#### [Exercise instructions]
Exactly as they stand, give the records below again, with no images.

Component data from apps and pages
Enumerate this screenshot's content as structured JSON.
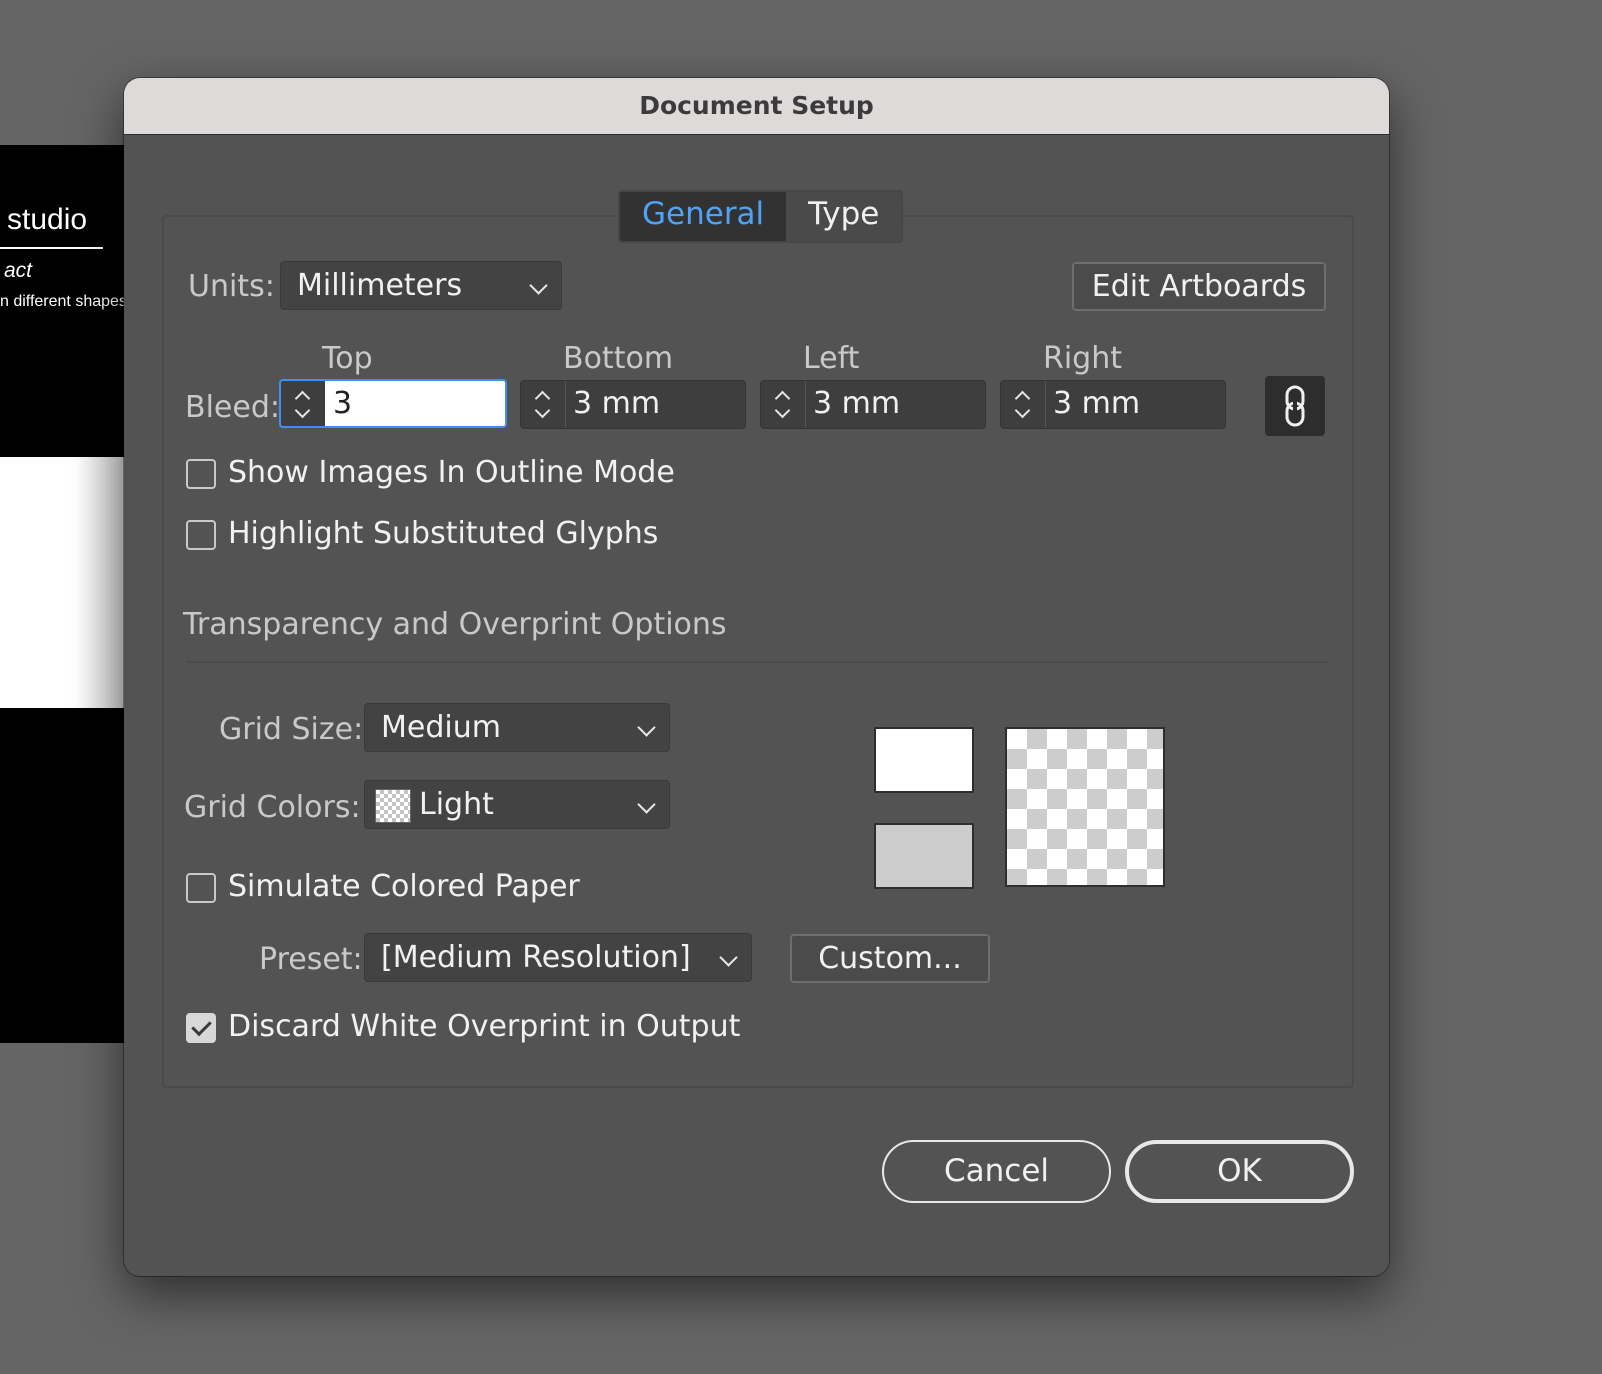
{
  "background_doc": {
    "studio_text": "studio",
    "act_text": "act",
    "shapes_text": "n different shapes"
  },
  "dialog": {
    "title": "Document Setup",
    "tabs": [
      {
        "label": "General",
        "active": true
      },
      {
        "label": "Type",
        "active": false
      }
    ],
    "units": {
      "label": "Units:",
      "value": "Millimeters"
    },
    "edit_artboards_label": "Edit Artboards",
    "bleed": {
      "label": "Bleed:",
      "top": {
        "label": "Top",
        "value": "3"
      },
      "bottom": {
        "label": "Bottom",
        "value": "3 mm"
      },
      "left": {
        "label": "Left",
        "value": "3 mm"
      },
      "right": {
        "label": "Right",
        "value": "3 mm"
      },
      "link_icon": "chain-link-icon"
    },
    "options": {
      "show_images_outline": {
        "label": "Show Images In Outline Mode",
        "checked": false
      },
      "highlight_glyphs": {
        "label": "Highlight Substituted Glyphs",
        "checked": false
      }
    },
    "transparency": {
      "heading": "Transparency and Overprint Options",
      "grid_size": {
        "label": "Grid Size:",
        "value": "Medium"
      },
      "grid_colors": {
        "label": "Grid Colors:",
        "value": "Light"
      },
      "simulate_paper": {
        "label": "Simulate Colored Paper",
        "checked": false
      },
      "preset": {
        "label": "Preset:",
        "value": "[Medium Resolution]"
      },
      "custom_label": "Custom...",
      "discard_white": {
        "label": "Discard White Overprint in Output",
        "checked": true
      }
    },
    "buttons": {
      "cancel": "Cancel",
      "ok": "OK"
    },
    "colors": {
      "accent": "#4fa3f7",
      "focus": "#3f8ef0",
      "dialog_bg": "#535353"
    }
  }
}
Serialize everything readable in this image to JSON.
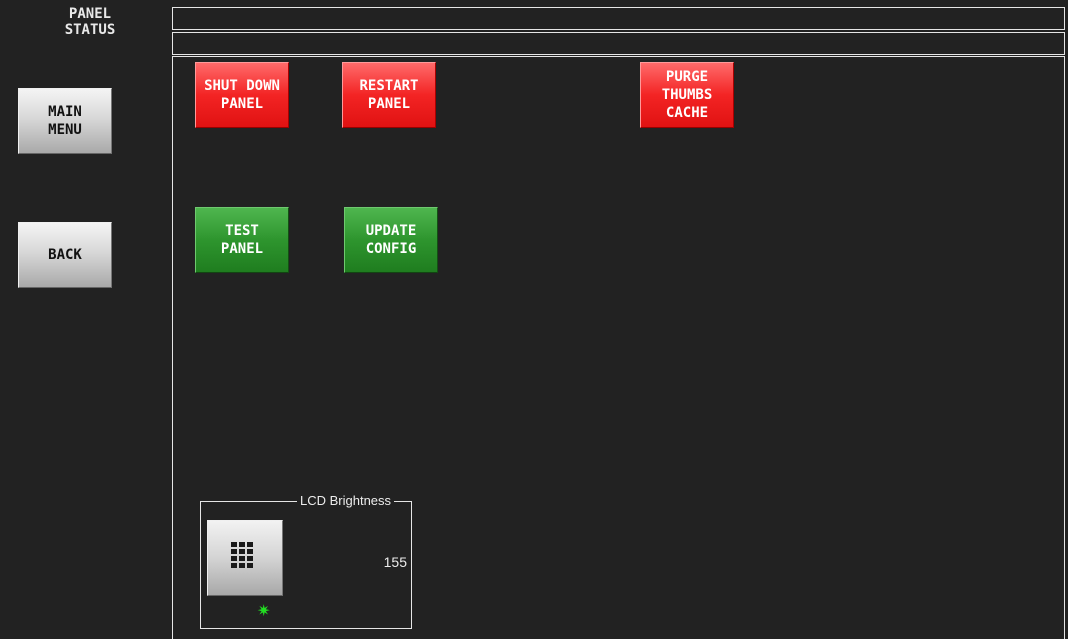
{
  "page": {
    "title": "PANEL\nSTATUS"
  },
  "status": {
    "line1": "",
    "line2": ""
  },
  "nav": {
    "main_menu_label": "MAIN\nMENU",
    "back_label": "BACK"
  },
  "actions": {
    "shut_down_label": "SHUT DOWN\nPANEL",
    "restart_label": "RESTART\nPANEL",
    "purge_label": "PURGE\nTHUMBS\nCACHE",
    "test_label": "TEST\nPANEL",
    "update_label": "UPDATE\nCONFIG"
  },
  "lcd": {
    "group_title": "LCD Brightness",
    "value": "155",
    "keypad_icon": "keypad-grid-icon",
    "indicator_icon": "green-star-indicator-icon",
    "indicator_glyph": "✷"
  },
  "colors": {
    "background": "#222222",
    "danger": "#f32424",
    "success": "#2e952e",
    "neutral": "#d4d4d4",
    "indicator": "#22dd22"
  }
}
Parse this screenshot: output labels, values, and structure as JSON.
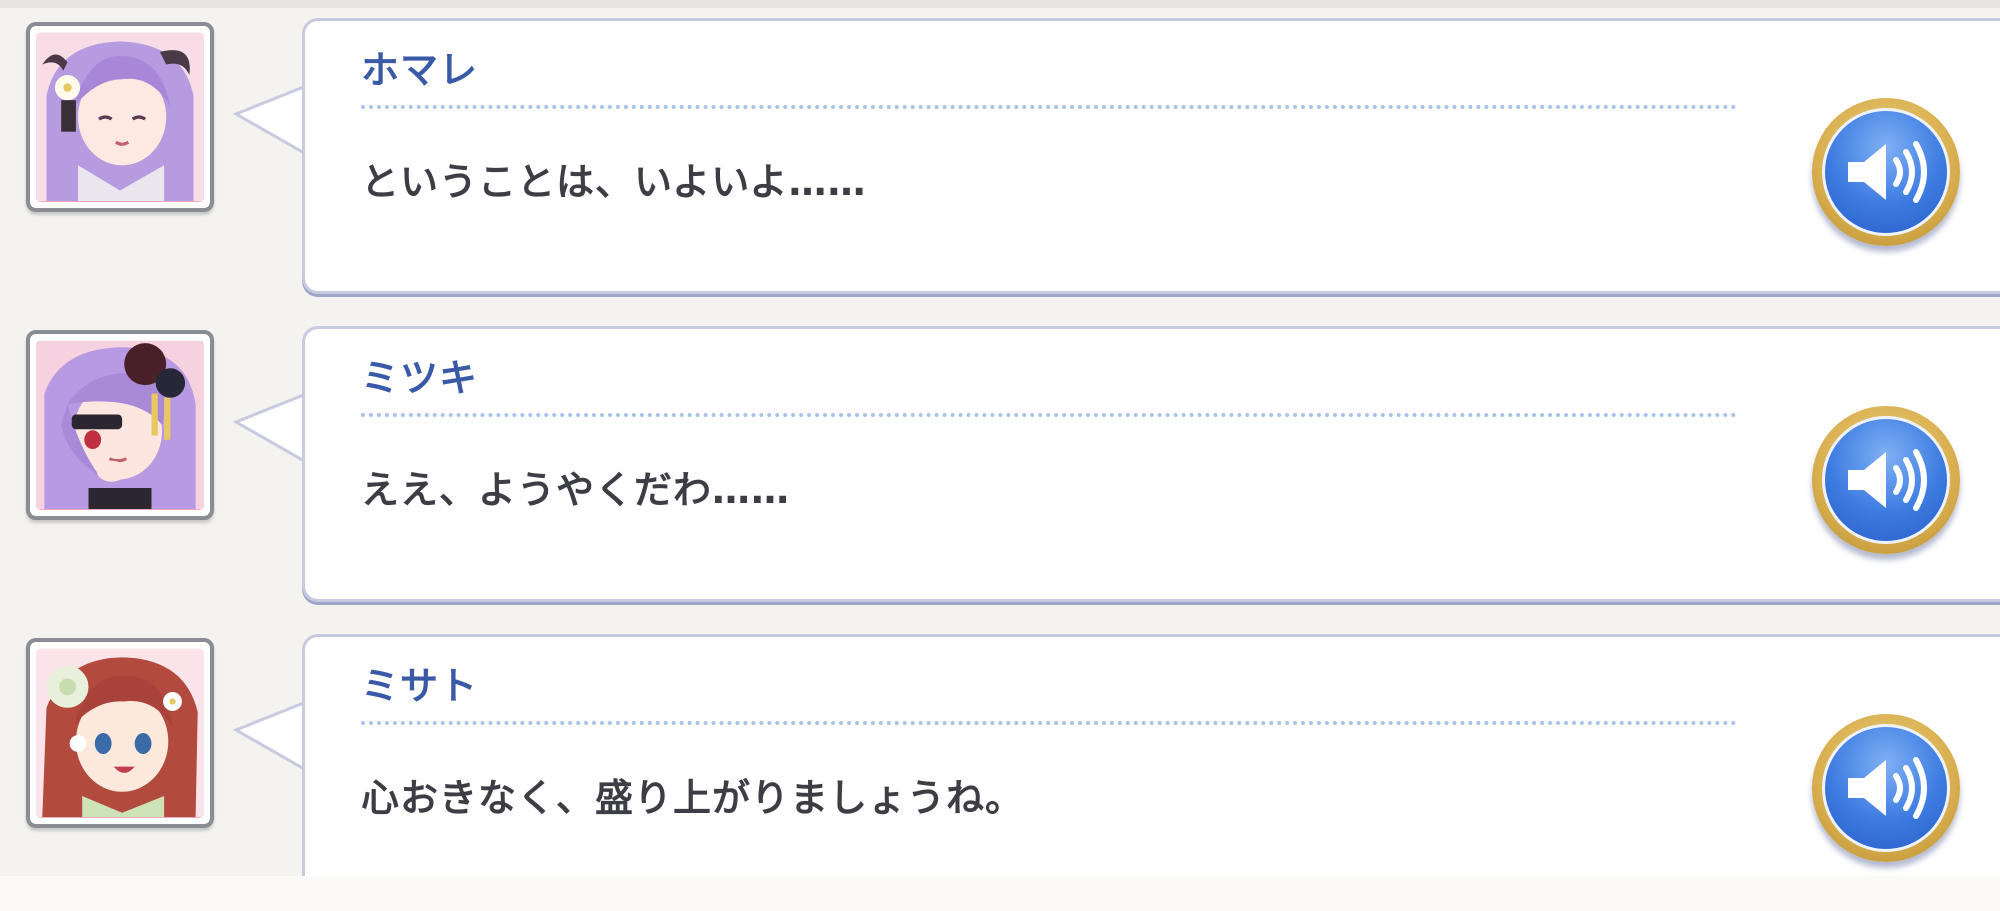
{
  "log": {
    "entries": [
      {
        "speaker": "ホマレ",
        "text": "ということは、いよいよ……",
        "portrait_icon": "homare-portrait",
        "voice_icon": "speaker-volume-icon"
      },
      {
        "speaker": "ミツキ",
        "text": "ええ、ようやくだわ……",
        "portrait_icon": "mitsuki-portrait",
        "voice_icon": "speaker-volume-icon"
      },
      {
        "speaker": "ミサト",
        "text": "心おきなく、盛り上がりましょうね。",
        "portrait_icon": "misato-portrait",
        "voice_icon": "speaker-volume-icon"
      }
    ]
  },
  "colors": {
    "background": "#f4f3ef",
    "name": "#3a5aa8",
    "text": "#3d3d45",
    "voice_button": "#3c7be0",
    "voice_rim": "#d8ae4e"
  }
}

#### [Finished task]
Enumerate this screenshot's content as structured JSON.
{
  "background_doc": {
    "studio_text": "studio",
    "act_text": "act",
    "shapes_text": "n different shapes"
  },
  "dialog": {
    "title": "Document Setup",
    "tabs": [
      {
        "label": "General",
        "active": true
      },
      {
        "label": "Type",
        "active": false
      }
    ],
    "units": {
      "label": "Units:",
      "value": "Millimeters"
    },
    "edit_artboards_label": "Edit Artboards",
    "bleed": {
      "label": "Bleed:",
      "top": {
        "label": "Top",
        "value": "3"
      },
      "bottom": {
        "label": "Bottom",
        "value": "3 mm"
      },
      "left": {
        "label": "Left",
        "value": "3 mm"
      },
      "right": {
        "label": "Right",
        "value": "3 mm"
      },
      "link_icon": "chain-link-icon"
    },
    "options": {
      "show_images_outline": {
        "label": "Show Images In Outline Mode",
        "checked": false
      },
      "highlight_glyphs": {
        "label": "Highlight Substituted Glyphs",
        "checked": false
      }
    },
    "transparency": {
      "heading": "Transparency and Overprint Options",
      "grid_size": {
        "label": "Grid Size:",
        "value": "Medium"
      },
      "grid_colors": {
        "label": "Grid Colors:",
        "value": "Light"
      },
      "simulate_paper": {
        "label": "Simulate Colored Paper",
        "checked": false
      },
      "preset": {
        "label": "Preset:",
        "value": "[Medium Resolution]"
      },
      "custom_label": "Custom...",
      "discard_white": {
        "label": "Discard White Overprint in Output",
        "checked": true
      }
    },
    "buttons": {
      "cancel": "Cancel",
      "ok": "OK"
    },
    "colors": {
      "accent": "#4fa3f7",
      "focus": "#3f8ef0",
      "dialog_bg": "#535353"
    }
  }
}
Serialize everything readable in this image to JSON.
{
  "page": {
    "title": "PANEL\nSTATUS"
  },
  "status": {
    "line1": "",
    "line2": ""
  },
  "nav": {
    "main_menu_label": "MAIN\nMENU",
    "back_label": "BACK"
  },
  "actions": {
    "shut_down_label": "SHUT DOWN\nPANEL",
    "restart_label": "RESTART\nPANEL",
    "purge_label": "PURGE\nTHUMBS\nCACHE",
    "test_label": "TEST\nPANEL",
    "update_label": "UPDATE\nCONFIG"
  },
  "lcd": {
    "group_title": "LCD Brightness",
    "value": "155",
    "keypad_icon": "keypad-grid-icon",
    "indicator_icon": "green-star-indicator-icon",
    "indicator_glyph": "✷"
  },
  "colors": {
    "background": "#222222",
    "danger": "#f32424",
    "success": "#2e952e",
    "neutral": "#d4d4d4",
    "indicator": "#22dd22"
  }
}
Parse this screenshot: output labels, values, and structure as JSON.
{
  "log": {
    "entries": [
      {
        "speaker": "ホマレ",
        "text": "ということは、いよいよ……",
        "portrait_icon": "homare-portrait",
        "voice_icon": "speaker-volume-icon"
      },
      {
        "speaker": "ミツキ",
        "text": "ええ、ようやくだわ……",
        "portrait_icon": "mitsuki-portrait",
        "voice_icon": "speaker-volume-icon"
      },
      {
        "speaker": "ミサト",
        "text": "心おきなく、盛り上がりましょうね。",
        "portrait_icon": "misato-portrait",
        "voice_icon": "speaker-volume-icon"
      }
    ]
  },
  "colors": {
    "background": "#f4f3ef",
    "name": "#3a5aa8",
    "text": "#3d3d45",
    "voice_button": "#3c7be0",
    "voice_rim": "#d8ae4e"
  }
}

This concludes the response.